Jessie MacAlpine has been involved in Science Fair Projects since she was 7 years old, with one research idea leading her to the next. In high school, she developed an extremely effective non-selective bio-herbicide composed of garlic mustard roots, using coffee grounds, and water, which is currently being reviewed for an international patent. What she didn’t know at the moment was that this discovery would lead her into game-changing malarial research. One day, after discussing with the People Reaching Out Club at her school and researching which medication they could fundraise for developing countries, she came across an article in “Nature” on the potential for herbicides to treat malaria. Looking more into it, she discovered that the malaria parasite contains a vital organelle similar to a certain chloroplast of plants, and she realized she could modify the active ingredient in her herbicide to make it a treatment for malaria. Soon after, she contacted the laboratory in Toronto at MaRS Discovery District where she started running experiments to screen the potential antimalarial drug. What she then discovered was that the active ingredient in her herbicide was actually found as pure mustard oil, a cooking oil which is produced and used frequently in countries with high malaria prevalence. After various experiments and even a clinical study, they discovered that the active ingredient in mustard oil could inhibit 90% of the malaria infection and that even in high doses of the drug, the only side effect was an inhibition of bladder cancer, making it an extremely promising treatment for malaria.
Her research won her the honour of Top Youth Medical Researcher in the entire world (Best in Medicine at the Intel International Science and Engineering Fair). She was also declared the top researcher in the world that offers the best sustainable solution to a global issue. She received the International Cooperation Prize at the European Union Contest for Young Scientists (the top international research presented at the contest) and very recently, she won the 2014 Canada’s Top 20 under 20.
Making a Difference
MacAlpine’s future ambitions consist of finishing a doctorate degree in biochemistry and starting a biotechnology company to market both this antimalarial drug and her garlic mustard bio-herbicide. Both products are currently being patented and mouse trials for the malaria drug are being done at Mars Laboratory. Soon she will also be starting a new project, which could act as a potential therapy for AIDS.

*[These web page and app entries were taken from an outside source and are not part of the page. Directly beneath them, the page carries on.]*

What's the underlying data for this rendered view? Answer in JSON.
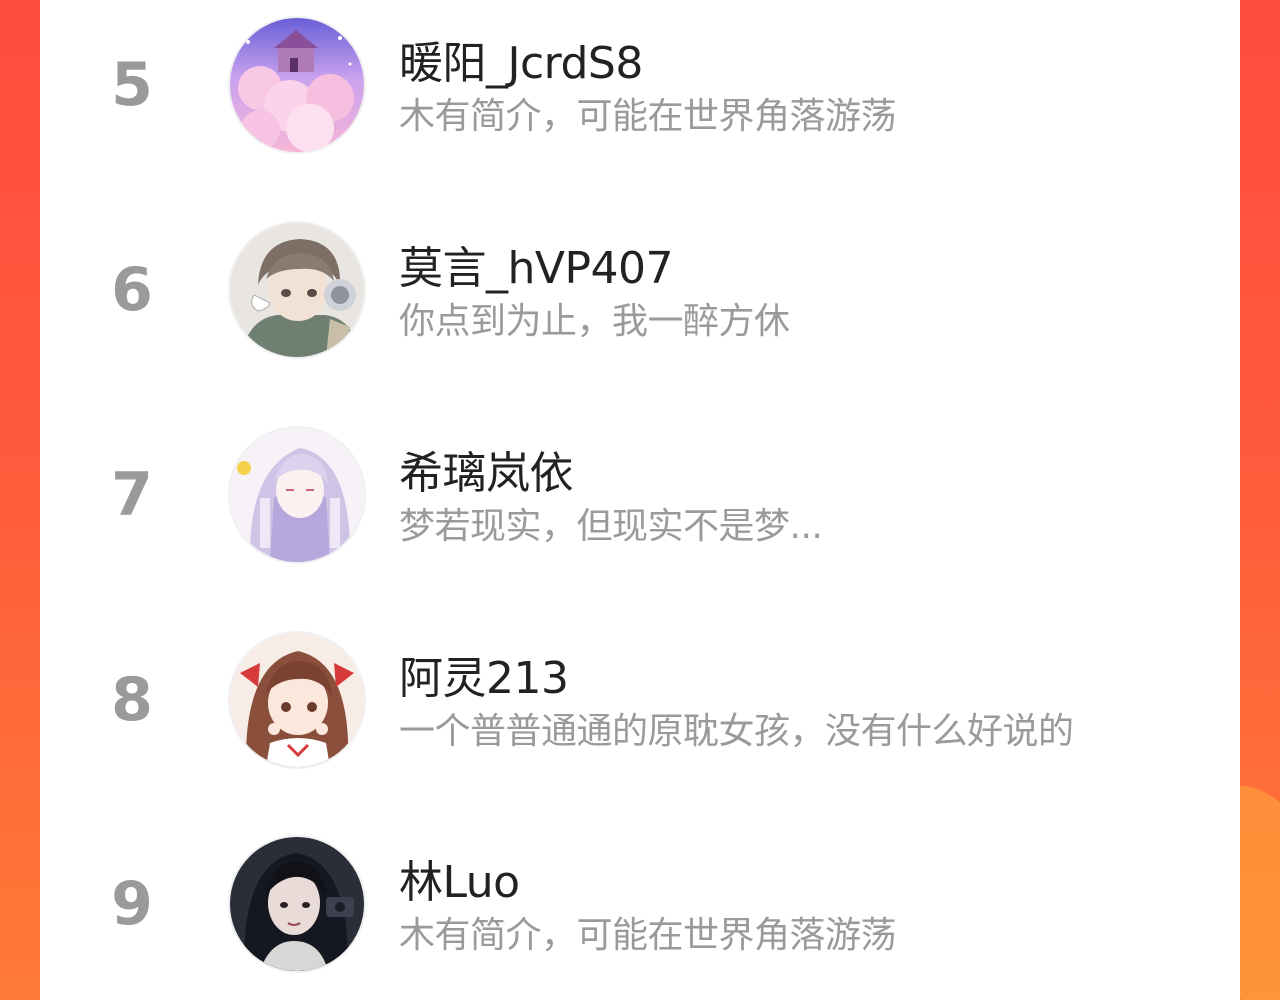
{
  "ranking": {
    "entries": [
      {
        "rank": "5",
        "name": "暖阳_JcrdS8",
        "bio": "木有简介，可能在世界角落游荡",
        "avatar": "avatar-pink-cloud-castle"
      },
      {
        "rank": "6",
        "name": "莫言_hVP407",
        "bio": "你点到为止，我一醉方休",
        "avatar": "avatar-anime-boy-headphones"
      },
      {
        "rank": "7",
        "name": "希璃岚依",
        "bio": "梦若现实，但现实不是梦...",
        "avatar": "avatar-anime-lavender-girl"
      },
      {
        "rank": "8",
        "name": "阿灵213",
        "bio": "一个普普通通的原耽女孩，没有什么好说的",
        "avatar": "avatar-anime-shrine-maiden"
      },
      {
        "rank": "9",
        "name": "林Luo",
        "bio": "木有简介，可能在世界角落游荡",
        "avatar": "avatar-dark-haired-girl"
      }
    ]
  },
  "colors": {
    "background_gradient_top": "#ff4d3f",
    "background_gradient_bottom": "#ff7a36",
    "panel": "#ffffff",
    "rank_text": "#9a9a9a",
    "name_text": "#222222",
    "bio_text": "#9a9a9a"
  }
}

Since an estimated $5 billion is currently needed to make the existing prevention and treatments for malaria possible, mustard oil offers a very advantageous alternative as it is economically viable and can be readily available. With half of the population currently vulnerable to malaria and climate change, expanding the range of infectious diseases, mustard oil is extremely promising as an effective, inexpensive and accessible alternative to antimalarial treatments currently being used. At the moment, MacAlpine is running mouse trials with the hopes that positive results will lead her to advance to clinical trials. Subsequently, she hopes that she can focus on creating awareness and distribution channels to get the drug to those who need it most. With mustard oil being so readily available in these places, her dream is that in the future, individuals could just take a spoonful of mustard oil from their cupboard as soon as symptoms arise. In order for this dream to become a reality, however, much remains to be achieved.
Fiorella Wever is a third year student studying Life Sciences at the University of Toronto.